__WHAT TO WORK ON__:
For each line of the listing below that contains the string "answer", copy the line.
┄┄┄┄┄┄┄┄┄┄┄┄┄┄┄┄┄┄┄┄
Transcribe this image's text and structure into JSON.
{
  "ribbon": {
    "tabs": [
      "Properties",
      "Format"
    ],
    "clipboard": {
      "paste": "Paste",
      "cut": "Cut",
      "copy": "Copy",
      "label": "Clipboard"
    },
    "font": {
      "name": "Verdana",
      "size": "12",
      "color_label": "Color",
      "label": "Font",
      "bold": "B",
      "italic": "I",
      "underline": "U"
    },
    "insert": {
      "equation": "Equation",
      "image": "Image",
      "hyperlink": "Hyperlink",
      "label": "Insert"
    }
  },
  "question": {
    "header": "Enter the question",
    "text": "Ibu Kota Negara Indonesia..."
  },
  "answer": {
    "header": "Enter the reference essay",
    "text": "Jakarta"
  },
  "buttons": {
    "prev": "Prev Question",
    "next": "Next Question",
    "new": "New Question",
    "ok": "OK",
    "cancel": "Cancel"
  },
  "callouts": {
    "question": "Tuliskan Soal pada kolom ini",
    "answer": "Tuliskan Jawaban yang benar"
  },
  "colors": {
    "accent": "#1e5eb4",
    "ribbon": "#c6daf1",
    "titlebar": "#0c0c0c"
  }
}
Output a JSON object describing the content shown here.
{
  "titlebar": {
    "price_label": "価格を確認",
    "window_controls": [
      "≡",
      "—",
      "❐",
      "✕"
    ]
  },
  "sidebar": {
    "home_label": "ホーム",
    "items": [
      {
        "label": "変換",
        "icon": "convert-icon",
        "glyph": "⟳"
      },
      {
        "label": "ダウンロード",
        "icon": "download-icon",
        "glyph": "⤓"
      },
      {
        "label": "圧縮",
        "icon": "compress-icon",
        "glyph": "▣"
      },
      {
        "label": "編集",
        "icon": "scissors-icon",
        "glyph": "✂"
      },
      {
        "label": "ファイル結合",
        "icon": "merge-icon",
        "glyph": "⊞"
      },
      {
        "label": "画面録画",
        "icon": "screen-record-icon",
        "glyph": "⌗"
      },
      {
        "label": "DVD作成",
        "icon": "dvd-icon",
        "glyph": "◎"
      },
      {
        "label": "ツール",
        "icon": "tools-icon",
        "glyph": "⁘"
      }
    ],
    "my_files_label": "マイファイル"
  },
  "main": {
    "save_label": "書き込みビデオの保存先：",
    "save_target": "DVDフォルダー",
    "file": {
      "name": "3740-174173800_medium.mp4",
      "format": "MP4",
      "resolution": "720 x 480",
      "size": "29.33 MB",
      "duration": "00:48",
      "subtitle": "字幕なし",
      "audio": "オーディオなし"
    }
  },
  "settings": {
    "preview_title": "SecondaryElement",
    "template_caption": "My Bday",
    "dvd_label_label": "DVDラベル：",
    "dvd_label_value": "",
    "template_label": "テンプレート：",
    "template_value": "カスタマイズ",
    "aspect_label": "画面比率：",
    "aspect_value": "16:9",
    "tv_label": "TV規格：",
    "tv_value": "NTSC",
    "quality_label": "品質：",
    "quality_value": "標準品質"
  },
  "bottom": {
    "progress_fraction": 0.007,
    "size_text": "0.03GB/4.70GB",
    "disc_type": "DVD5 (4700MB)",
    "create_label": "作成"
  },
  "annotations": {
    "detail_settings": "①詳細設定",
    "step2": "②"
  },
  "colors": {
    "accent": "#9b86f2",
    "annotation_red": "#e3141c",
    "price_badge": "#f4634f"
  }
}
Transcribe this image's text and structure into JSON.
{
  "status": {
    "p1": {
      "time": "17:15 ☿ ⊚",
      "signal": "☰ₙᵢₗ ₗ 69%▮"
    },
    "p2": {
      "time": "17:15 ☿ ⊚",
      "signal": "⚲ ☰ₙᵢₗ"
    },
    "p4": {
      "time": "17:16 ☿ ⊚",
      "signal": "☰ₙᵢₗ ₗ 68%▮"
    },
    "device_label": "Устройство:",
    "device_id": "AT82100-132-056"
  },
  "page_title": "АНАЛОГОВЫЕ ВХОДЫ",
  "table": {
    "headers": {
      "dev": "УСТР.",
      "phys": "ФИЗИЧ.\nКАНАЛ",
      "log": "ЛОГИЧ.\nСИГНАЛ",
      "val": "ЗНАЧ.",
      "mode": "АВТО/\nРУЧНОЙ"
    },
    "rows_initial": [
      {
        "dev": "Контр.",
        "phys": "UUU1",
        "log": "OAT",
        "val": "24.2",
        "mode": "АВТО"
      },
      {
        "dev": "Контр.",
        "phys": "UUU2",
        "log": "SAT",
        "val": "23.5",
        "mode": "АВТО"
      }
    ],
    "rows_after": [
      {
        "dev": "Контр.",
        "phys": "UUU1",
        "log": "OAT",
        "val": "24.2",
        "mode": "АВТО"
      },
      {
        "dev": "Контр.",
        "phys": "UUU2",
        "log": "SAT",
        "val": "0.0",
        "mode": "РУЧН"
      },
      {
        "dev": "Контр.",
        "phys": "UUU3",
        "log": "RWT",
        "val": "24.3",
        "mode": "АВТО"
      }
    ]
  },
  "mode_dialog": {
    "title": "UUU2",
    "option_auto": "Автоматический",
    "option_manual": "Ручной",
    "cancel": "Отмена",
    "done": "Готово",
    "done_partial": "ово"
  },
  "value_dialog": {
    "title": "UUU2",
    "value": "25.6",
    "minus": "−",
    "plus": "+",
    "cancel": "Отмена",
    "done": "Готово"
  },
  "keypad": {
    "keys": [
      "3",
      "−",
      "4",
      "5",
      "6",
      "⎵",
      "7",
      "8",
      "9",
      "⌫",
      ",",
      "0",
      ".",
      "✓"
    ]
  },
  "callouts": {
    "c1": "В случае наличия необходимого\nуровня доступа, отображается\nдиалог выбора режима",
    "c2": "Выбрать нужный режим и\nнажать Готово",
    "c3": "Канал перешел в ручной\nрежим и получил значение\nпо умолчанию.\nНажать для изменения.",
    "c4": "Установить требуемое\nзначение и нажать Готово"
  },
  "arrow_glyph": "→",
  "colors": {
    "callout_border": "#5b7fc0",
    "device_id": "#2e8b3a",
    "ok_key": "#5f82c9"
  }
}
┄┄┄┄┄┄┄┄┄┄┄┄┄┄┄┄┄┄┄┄
__WRITTEN SOLUTION__:
  "answer": {
    "answer": "Tuliskan Jawaban yang benar"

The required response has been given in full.